- Action item
Please return each record exactly, leaving nothing out.

- Entries provided

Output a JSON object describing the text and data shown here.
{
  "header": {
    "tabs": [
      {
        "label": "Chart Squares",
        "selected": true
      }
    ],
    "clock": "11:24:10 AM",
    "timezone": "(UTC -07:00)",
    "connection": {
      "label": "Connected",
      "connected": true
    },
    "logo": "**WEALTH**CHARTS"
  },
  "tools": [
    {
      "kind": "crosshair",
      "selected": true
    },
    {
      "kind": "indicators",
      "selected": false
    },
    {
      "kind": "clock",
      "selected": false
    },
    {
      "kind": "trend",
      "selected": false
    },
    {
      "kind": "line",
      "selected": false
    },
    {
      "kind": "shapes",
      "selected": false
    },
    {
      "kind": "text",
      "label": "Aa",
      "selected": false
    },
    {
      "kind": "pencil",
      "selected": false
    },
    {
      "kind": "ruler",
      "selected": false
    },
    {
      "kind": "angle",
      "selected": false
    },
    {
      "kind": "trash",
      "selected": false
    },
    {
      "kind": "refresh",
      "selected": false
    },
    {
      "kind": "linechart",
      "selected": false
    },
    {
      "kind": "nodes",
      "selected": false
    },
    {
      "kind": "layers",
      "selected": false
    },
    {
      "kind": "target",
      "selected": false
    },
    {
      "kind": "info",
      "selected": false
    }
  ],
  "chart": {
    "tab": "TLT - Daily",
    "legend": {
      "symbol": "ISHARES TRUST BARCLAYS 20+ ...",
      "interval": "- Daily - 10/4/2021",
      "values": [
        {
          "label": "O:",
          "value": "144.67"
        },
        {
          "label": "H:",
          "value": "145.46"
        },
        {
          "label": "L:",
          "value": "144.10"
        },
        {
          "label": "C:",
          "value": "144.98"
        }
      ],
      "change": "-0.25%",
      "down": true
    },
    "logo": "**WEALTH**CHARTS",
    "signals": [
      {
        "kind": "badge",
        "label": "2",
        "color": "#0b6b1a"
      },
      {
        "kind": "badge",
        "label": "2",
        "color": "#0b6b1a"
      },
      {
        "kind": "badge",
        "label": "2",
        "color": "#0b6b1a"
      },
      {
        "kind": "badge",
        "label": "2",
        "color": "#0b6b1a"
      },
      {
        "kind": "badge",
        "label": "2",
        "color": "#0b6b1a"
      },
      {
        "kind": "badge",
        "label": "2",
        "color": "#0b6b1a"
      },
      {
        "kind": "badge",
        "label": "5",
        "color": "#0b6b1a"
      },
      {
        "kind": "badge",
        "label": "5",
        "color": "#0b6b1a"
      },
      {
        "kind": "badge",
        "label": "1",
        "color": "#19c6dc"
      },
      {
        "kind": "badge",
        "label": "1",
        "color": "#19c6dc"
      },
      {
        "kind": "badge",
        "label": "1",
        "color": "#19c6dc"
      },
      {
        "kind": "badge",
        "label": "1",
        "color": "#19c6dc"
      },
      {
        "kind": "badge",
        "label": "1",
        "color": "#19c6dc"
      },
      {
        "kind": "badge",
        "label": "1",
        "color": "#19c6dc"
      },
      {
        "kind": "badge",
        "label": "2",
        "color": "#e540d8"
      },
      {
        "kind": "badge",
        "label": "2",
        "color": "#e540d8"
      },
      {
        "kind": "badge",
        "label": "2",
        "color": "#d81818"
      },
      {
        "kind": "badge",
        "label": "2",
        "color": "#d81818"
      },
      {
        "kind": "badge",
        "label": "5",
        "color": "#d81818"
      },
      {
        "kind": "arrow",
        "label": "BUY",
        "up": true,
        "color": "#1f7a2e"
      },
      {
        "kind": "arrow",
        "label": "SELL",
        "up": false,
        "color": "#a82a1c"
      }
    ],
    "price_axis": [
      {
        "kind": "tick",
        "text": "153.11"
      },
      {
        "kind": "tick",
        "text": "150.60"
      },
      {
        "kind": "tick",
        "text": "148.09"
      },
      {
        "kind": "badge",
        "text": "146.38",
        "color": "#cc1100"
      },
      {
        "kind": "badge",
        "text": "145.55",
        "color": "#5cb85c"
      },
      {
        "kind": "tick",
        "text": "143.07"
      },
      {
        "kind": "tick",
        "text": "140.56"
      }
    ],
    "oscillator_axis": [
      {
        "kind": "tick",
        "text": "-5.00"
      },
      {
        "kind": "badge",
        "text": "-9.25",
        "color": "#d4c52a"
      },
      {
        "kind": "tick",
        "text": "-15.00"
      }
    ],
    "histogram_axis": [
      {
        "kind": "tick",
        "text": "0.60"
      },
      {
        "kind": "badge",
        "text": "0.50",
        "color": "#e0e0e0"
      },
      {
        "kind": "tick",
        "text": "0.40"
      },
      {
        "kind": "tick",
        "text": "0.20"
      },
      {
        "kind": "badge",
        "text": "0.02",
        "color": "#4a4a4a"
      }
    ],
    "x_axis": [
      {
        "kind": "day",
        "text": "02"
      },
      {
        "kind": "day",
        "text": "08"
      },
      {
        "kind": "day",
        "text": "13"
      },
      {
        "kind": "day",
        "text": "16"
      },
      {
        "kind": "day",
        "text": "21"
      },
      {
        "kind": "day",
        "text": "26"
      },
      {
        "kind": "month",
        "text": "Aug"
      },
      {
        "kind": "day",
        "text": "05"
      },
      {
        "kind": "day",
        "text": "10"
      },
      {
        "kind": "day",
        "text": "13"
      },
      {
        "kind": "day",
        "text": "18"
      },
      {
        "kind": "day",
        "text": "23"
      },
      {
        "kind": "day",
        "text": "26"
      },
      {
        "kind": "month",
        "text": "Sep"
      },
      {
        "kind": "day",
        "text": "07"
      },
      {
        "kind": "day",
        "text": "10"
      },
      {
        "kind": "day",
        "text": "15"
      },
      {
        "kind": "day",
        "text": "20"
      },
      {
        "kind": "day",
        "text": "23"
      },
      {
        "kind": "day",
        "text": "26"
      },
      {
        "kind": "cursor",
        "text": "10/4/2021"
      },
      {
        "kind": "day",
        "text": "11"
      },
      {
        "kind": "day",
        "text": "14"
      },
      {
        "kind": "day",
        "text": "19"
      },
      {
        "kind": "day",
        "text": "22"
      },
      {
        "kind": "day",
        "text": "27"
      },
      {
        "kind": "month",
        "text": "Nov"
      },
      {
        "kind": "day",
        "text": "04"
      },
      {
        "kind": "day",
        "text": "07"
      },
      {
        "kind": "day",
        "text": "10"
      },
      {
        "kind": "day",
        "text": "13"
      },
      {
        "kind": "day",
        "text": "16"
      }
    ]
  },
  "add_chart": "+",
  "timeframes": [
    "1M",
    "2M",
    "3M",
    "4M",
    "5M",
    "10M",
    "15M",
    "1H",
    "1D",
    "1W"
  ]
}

- Response to this task
Output a JSON object describing the text and data shown here.
{
  "header": {
    "tabs": [
      {
        "label": "Chart Squares",
        "selected": true
      }
    ],
    "clock": "11:24:10 AM",
    "timezone": "(UTC -07:00)",
    "connection": {
      "label": "Connected",
      "connected": true
    },
    "logo": "**WEALTH**CHARTS"
  },
  "tools": [
    {
      "kind": "crosshair",
      "selected": true
    },
    {
      "kind": "indicators",
      "selected": false
    },
    {
      "kind": "clock",
      "selected": false
    },
    {
      "kind": "trend",
      "selected": false
    },
    {
      "kind": "line",
      "selected": false
    },
    {
      "kind": "shapes",
      "selected": false
    },
    {
      "kind": "text",
      "label": "Aa",
      "selected": false
    },
    {
      "kind": "pencil",
      "selected": false
    },
    {
      "kind": "ruler",
      "selected": false
    },
    {
      "kind": "angle",
      "selected": false
    },
    {
      "kind": "trash",
      "selected": false
    },
    {
      "kind": "refresh",
      "selected": false
    },
    {
      "kind": "linechart",
      "selected": false
    },
    {
      "kind": "nodes",
      "selected": false
    },
    {
      "kind": "layers",
      "selected": false
    },
    {
      "kind": "target",
      "selected": false
    },
    {
      "kind": "info",
      "selected": false
    }
  ],
  "chart": {
    "tab": "TLT - Daily",
    "legend": {
      "symbol": "ISHARES TRUST BARCLAYS 20+ ...",
      "interval": "- Daily - 10/4/2021",
      "values": [
        {
          "label": "O:",
          "value": "144.67"
        },
        {
          "label": "H:",
          "value": "145.46"
        },
        {
          "label": "L:",
          "value": "144.10"
        },
        {
          "label": "C:",
          "value": "144.98"
        }
      ],
      "change": "-0.25%",
      "down": true
    },
    "logo": "**WEALTH**CHARTS",
    "signals": [
      {
        "kind": "badge",
        "label": "2",
        "color": "#0b6b1a"
      },
      {
        "kind": "badge",
        "label": "2",
        "color": "#0b6b1a"
      },
      {
        "kind": "badge",
        "label": "2",
        "color": "#0b6b1a"
      },
      {
        "kind": "badge",
        "label": "2",
        "color": "#0b6b1a"
      },
      {
        "kind": "badge",
        "label": "2",
        "color": "#0b6b1a"
      },
      {
        "kind": "badge",
        "label": "2",
        "color": "#0b6b1a"
      },
      {
        "kind": "badge",
        "label": "5",
        "color": "#0b6b1a"
      },
      {
        "kind": "badge",
        "label": "5",
        "color": "#0b6b1a"
      },
      {
        "kind": "badge",
        "label": "1",
        "color": "#19c6dc"
      },
      {
        "kind": "badge",
        "label": "1",
        "color": "#19c6dc"
      },
      {
        "kind": "badge",
        "label": "1",
        "color": "#19c6dc"
      },
      {
        "kind": "badge",
        "label": "1",
        "color": "#19c6dc"
      },
      {
        "kind": "badge",
        "label": "1",
        "color": "#19c6dc"
      },
      {
        "kind": "badge",
        "label": "1",
        "color": "#19c6dc"
      },
      {
        "kind": "badge",
        "label": "2",
        "color": "#e540d8"
      },
      {
        "kind": "badge",
        "label": "2",
        "color": "#e540d8"
      },
      {
        "kind": "badge",
        "label": "2",
        "color": "#d81818"
      },
      {
        "kind": "badge",
        "label": "2",
        "color": "#d81818"
      },
      {
        "kind": "badge",
        "label": "5",
        "color": "#d81818"
      },
      {
        "kind": "arrow",
        "label": "BUY",
        "up": true,
        "color": "#1f7a2e"
      },
      {
        "kind": "arrow",
        "label": "SELL",
        "up": false,
        "color": "#a82a1c"
      }
    ],
    "price_axis": [
      {
        "kind": "tick",
        "text": "153.11"
      },
      {
        "kind": "tick",
        "text": "150.60"
      },
      {
        "kind": "tick",
        "text": "148.09"
      },
      {
        "kind": "badge",
        "text": "146.38",
        "color": "#cc1100"
      },
      {
        "kind": "badge",
        "text": "145.55",
        "color": "#5cb85c"
      },
      {
        "kind": "tick",
        "text": "143.07"
      },
      {
        "kind": "tick",
        "text": "140.56"
      }
    ],
    "oscillator_axis": [
      {
        "kind": "tick",
        "text": "-5.00"
      },
      {
        "kind": "badge",
        "text": "-9.25",
        "color": "#d4c52a"
      },
      {
        "kind": "tick",
        "text": "-15.00"
      }
    ],
    "histogram_axis": [
      {
        "kind": "tick",
        "text": "0.60"
      },
      {
        "kind": "badge",
        "text": "0.50",
        "color": "#e0e0e0"
      },
      {
        "kind": "tick",
        "text": "0.40"
      },
      {
        "kind": "tick",
        "text": "0.20"
      },
      {
        "kind": "badge",
        "text": "0.02",
        "color": "#4a4a4a"
      }
    ],
    "x_axis": [
      {
        "kind": "day",
        "text": "02"
      },
      {
        "kind": "day",
        "text": "08"
      },
      {
        "kind": "day",
        "text": "13"
      },
      {
        "kind": "day",
        "text": "16"
      },
      {
        "kind": "day",
        "text": "21"
      },
      {
        "kind": "day",
        "text": "26"
      },
      {
        "kind": "month",
        "text": "Aug"
      },
      {
        "kind": "day",
        "text": "05"
      },
      {
        "kind": "day",
        "text": "10"
      },
      {
        "kind": "day",
        "text": "13"
      },
      {
        "kind": "day",
        "text": "18"
      },
      {
        "kind": "day",
        "text": "23"
      },
      {
        "kind": "day",
        "text": "26"
      },
      {
        "kind": "month",
        "text": "Sep"
      },
      {
        "kind": "day",
        "text": "07"
      },
      {
        "kind": "day",
        "text": "10"
      },
      {
        "kind": "day",
        "text": "15"
      },
      {
        "kind": "day",
        "text": "20"
      },
      {
        "kind": "day",
        "text": "23"
      },
      {
        "kind": "day",
        "text": "26"
      },
      {
        "kind": "cursor",
        "text": "10/4/2021"
      },
      {
        "kind": "day",
        "text": "11"
      },
      {
        "kind": "day",
        "text": "14"
      },
      {
        "kind": "day",
        "text": "19"
      },
      {
        "kind": "day",
        "text": "22"
      },
      {
        "kind": "day",
        "text": "27"
      },
      {
        "kind": "month",
        "text": "Nov"
      },
      {
        "kind": "day",
        "text": "04"
      },
      {
        "kind": "day",
        "text": "07"
      },
      {
        "kind": "day",
        "text": "10"
      },
      {
        "kind": "day",
        "text": "13"
      },
      {
        "kind": "day",
        "text": "16"
      }
    ]
  },
  "add_chart": "+",
  "timeframes": [
    "1M",
    "2M",
    "3M",
    "4M",
    "5M",
    "10M",
    "15M",
    "1H",
    "1D",
    "1W"
  ]
}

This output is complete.